Web page and app entries
· · · · ·

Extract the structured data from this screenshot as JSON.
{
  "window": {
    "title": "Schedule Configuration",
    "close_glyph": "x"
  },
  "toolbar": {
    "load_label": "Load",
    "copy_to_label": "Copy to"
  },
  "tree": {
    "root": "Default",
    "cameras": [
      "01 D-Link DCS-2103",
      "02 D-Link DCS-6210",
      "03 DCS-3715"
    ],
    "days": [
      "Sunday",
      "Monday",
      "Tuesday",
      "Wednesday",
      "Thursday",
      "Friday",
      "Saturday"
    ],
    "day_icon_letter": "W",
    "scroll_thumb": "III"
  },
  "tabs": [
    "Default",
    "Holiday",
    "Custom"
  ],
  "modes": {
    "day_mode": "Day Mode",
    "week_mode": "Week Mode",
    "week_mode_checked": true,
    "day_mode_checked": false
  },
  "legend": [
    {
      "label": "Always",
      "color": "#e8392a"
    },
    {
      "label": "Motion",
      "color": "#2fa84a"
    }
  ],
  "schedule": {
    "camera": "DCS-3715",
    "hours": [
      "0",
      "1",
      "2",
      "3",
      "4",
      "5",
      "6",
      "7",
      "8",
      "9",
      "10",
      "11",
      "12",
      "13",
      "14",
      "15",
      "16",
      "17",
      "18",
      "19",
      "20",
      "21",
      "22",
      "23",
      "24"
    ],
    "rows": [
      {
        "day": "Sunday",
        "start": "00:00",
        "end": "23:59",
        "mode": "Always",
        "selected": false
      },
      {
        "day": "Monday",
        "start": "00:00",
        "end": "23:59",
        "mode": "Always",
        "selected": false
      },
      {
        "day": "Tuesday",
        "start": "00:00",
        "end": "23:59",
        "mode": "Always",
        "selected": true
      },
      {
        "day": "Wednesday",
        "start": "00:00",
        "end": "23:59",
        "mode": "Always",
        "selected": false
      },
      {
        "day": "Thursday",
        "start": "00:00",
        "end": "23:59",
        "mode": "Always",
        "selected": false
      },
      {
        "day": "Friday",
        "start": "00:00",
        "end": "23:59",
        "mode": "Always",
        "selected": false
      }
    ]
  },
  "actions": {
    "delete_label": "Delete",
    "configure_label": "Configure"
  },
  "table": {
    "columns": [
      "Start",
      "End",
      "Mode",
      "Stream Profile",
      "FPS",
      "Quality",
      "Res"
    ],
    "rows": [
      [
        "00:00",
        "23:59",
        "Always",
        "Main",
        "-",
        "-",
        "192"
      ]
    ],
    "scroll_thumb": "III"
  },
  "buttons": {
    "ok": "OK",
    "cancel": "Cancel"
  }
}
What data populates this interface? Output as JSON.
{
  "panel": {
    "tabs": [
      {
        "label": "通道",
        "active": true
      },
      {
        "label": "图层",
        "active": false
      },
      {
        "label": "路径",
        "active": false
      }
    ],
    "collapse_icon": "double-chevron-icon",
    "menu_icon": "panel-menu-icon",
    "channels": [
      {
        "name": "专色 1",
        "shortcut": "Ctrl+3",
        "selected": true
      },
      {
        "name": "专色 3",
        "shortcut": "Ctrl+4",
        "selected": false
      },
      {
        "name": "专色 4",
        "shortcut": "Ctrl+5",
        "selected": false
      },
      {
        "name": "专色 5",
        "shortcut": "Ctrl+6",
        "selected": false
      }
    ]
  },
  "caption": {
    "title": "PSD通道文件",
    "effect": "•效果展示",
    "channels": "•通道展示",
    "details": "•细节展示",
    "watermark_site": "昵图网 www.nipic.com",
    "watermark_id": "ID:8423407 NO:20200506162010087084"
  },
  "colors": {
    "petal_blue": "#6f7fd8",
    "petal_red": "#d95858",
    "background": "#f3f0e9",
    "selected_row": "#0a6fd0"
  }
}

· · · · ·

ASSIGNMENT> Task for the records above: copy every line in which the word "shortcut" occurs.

OUTPUT OF THE TASK>
        "shortcut": "Ctrl+3",
        "shortcut": "Ctrl+4",
        "shortcut": "Ctrl+5",
        "shortcut": "Ctrl+6",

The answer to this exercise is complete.